outside students seek opportunity to conduct nuclear engineering faculty research 

Students both across the nation and abroad were given the opportunity to participate in ongoing research with the Department of Nuclear Engineering at Texas A&M University through the Dwight Look College of Engineering’s Undergraduate Summer Research Grant program.

 The program selects students from a pool of candidates who have completed their sophomore year, are academically qualified and have a desire to pursue research initiatives. Those selected receive a stipend and are awarded credit hours for their research contributions.

International student Mariana Guerra from Brazil is a senior energy engineering major and saw an opportunity to do research at Texas A&M while in Denton, Texas, via an exchange program with her university to study the English language.

“I chose to come here to Texas A&M and it was my first choice,” Guerra said. “We talk a lot about Texas A&M in Brazil because of the nuclear department and because of how it relates to my field of study, so I know all the resources and research that Texas A&M provides, and so that was why it was my wish to come here.”

Guerra’s research was focused on information technology and efforts to produce emerging energy solutions.

“Energy and water are very connected,” Guerra said. “The most important part of my research was how we can use information systems to produce potable water and how we can use this to help create energy. I know about energy and I know that nuclear is a good source of energy. We have a lot of renewable sources, but I see that I can help replace our energies with renewable energies to crate something more sustainable.”

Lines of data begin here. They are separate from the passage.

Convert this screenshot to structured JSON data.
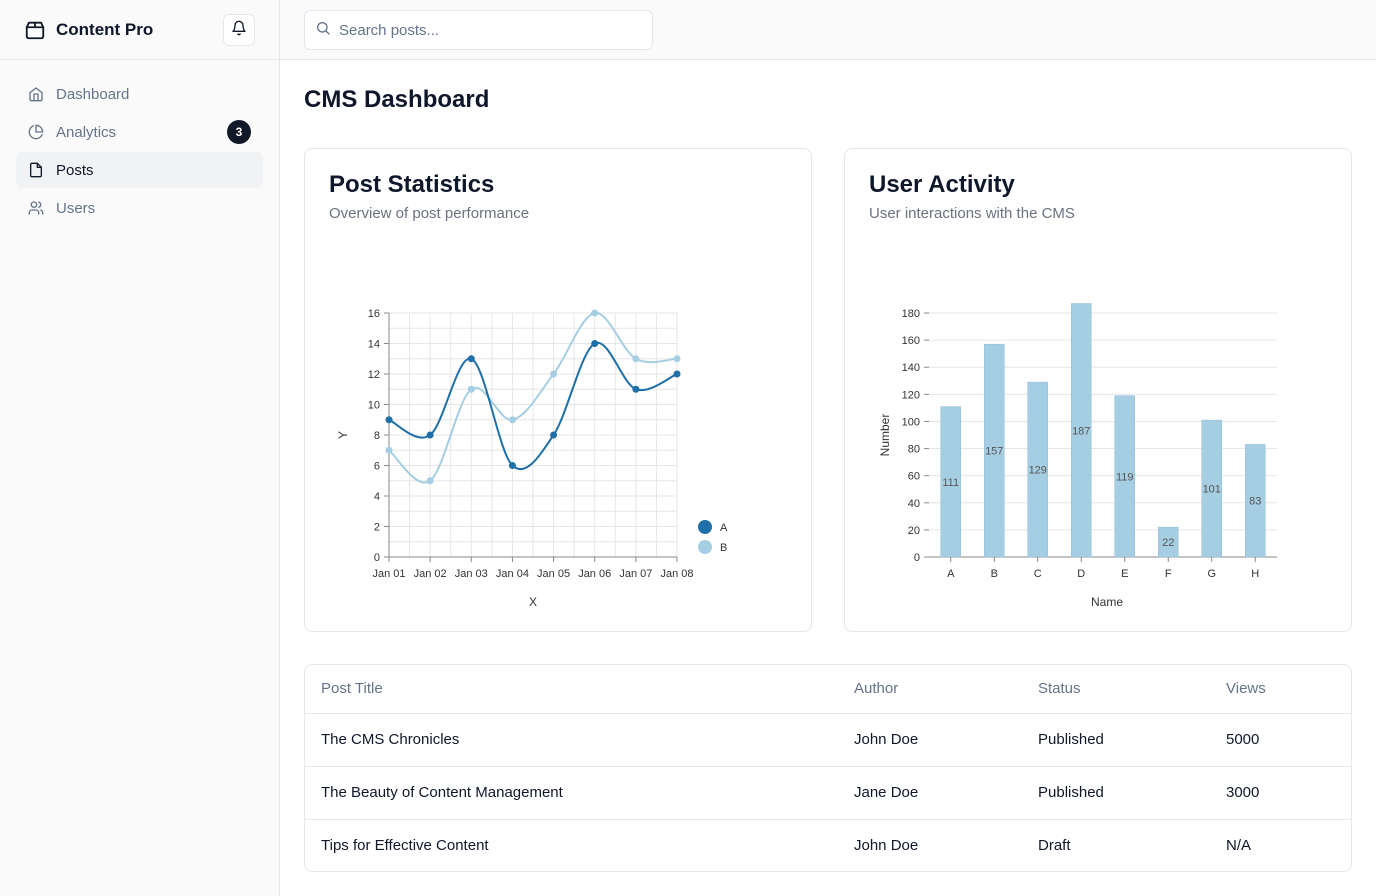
{
  "app": {
    "name": "Content Pro"
  },
  "sidebar": {
    "items": [
      {
        "label": "Dashboard",
        "icon": "home-icon"
      },
      {
        "label": "Analytics",
        "icon": "pie-chart-icon",
        "badge": "3"
      },
      {
        "label": "Posts",
        "icon": "file-icon",
        "active": true
      },
      {
        "label": "Users",
        "icon": "users-icon"
      }
    ]
  },
  "search": {
    "placeholder": "Search posts..."
  },
  "page": {
    "title": "CMS Dashboard"
  },
  "cards": {
    "post_stats": {
      "title": "Post Statistics",
      "subtitle": "Overview of post performance"
    },
    "user_activity": {
      "title": "User Activity",
      "subtitle": "User interactions with the CMS"
    }
  },
  "chart_data": [
    {
      "type": "line",
      "x": [
        "Jan 01",
        "Jan 02",
        "Jan 03",
        "Jan 04",
        "Jan 05",
        "Jan 06",
        "Jan 07",
        "Jan 08"
      ],
      "series": [
        {
          "name": "A",
          "values": [
            9,
            8,
            13,
            6,
            8,
            14,
            11,
            12
          ],
          "color": "#1f6fa8"
        },
        {
          "name": "B",
          "values": [
            7,
            5,
            11,
            9,
            12,
            16,
            13,
            13
          ],
          "color": "#a6cee3"
        }
      ],
      "xlabel": "X",
      "ylabel": "Y",
      "ylim": [
        0,
        16
      ],
      "yticks": [
        0,
        2,
        4,
        6,
        8,
        10,
        12,
        14,
        16
      ],
      "grid": true,
      "legend": "bottom-right"
    },
    {
      "type": "bar",
      "categories": [
        "A",
        "B",
        "C",
        "D",
        "E",
        "F",
        "G",
        "H"
      ],
      "values": [
        111,
        157,
        129,
        187,
        119,
        22,
        101,
        83
      ],
      "xlabel": "Name",
      "ylabel": "Number",
      "ylim": [
        0,
        180
      ],
      "yticks": [
        0,
        20,
        40,
        60,
        80,
        100,
        120,
        140,
        160,
        180
      ],
      "color": "#a6cee3",
      "grid": true
    }
  ],
  "table": {
    "headers": [
      "Post Title",
      "Author",
      "Status",
      "Views"
    ],
    "rows": [
      [
        "The CMS Chronicles",
        "John Doe",
        "Published",
        "5000"
      ],
      [
        "The Beauty of Content Management",
        "Jane Doe",
        "Published",
        "3000"
      ],
      [
        "Tips for Effective Content",
        "John Doe",
        "Draft",
        "N/A"
      ]
    ]
  }
}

Guerra was paired with Dr. Pavel Tsvetkov as her faculty advisor during her 10-week research opportunity. Tsvetkov also worked with Grant Varnau, an undergraduate physics major at San Diego State University who participated in research on possible advances in radiation therapy.

The opportunity was beneficial for Varnau, who has an interest in pursuing graduate studies in nuclear engineering but lacked a nuclear engineering program at San Diego State University.

“I had wanted to apply to this school as a undergraduate, and to be here was really neat,” Varnau said. “It’s been a fun experience for me to be here and see what the school is like and to be able to focus my research where I wanted to.”

Varnau’s research focused on radiation therapies, specifically on the distribution of particles known as alphameters within biological material such as bone, skin and other tissue. Using a specialized computer program known as “Stopping In Range of Ions and Matter,” Varnau looked at their distribution through the tissue to get a measure of radiation damage per the amount of radiation emitted in theoretical treatments.

The research still requires experimental verification, but Varnau believes it could be a good tool to help estimate radiation damage during chemotherapy treatments, and hopes to further his research and pursue graduate studies in nuclear engineering.

“We can use this program to get conservative estimates on radiation damage and biological materials, so if you give this program to anyone in the field, they can use it to better understand the radiation damage,” Varnau said.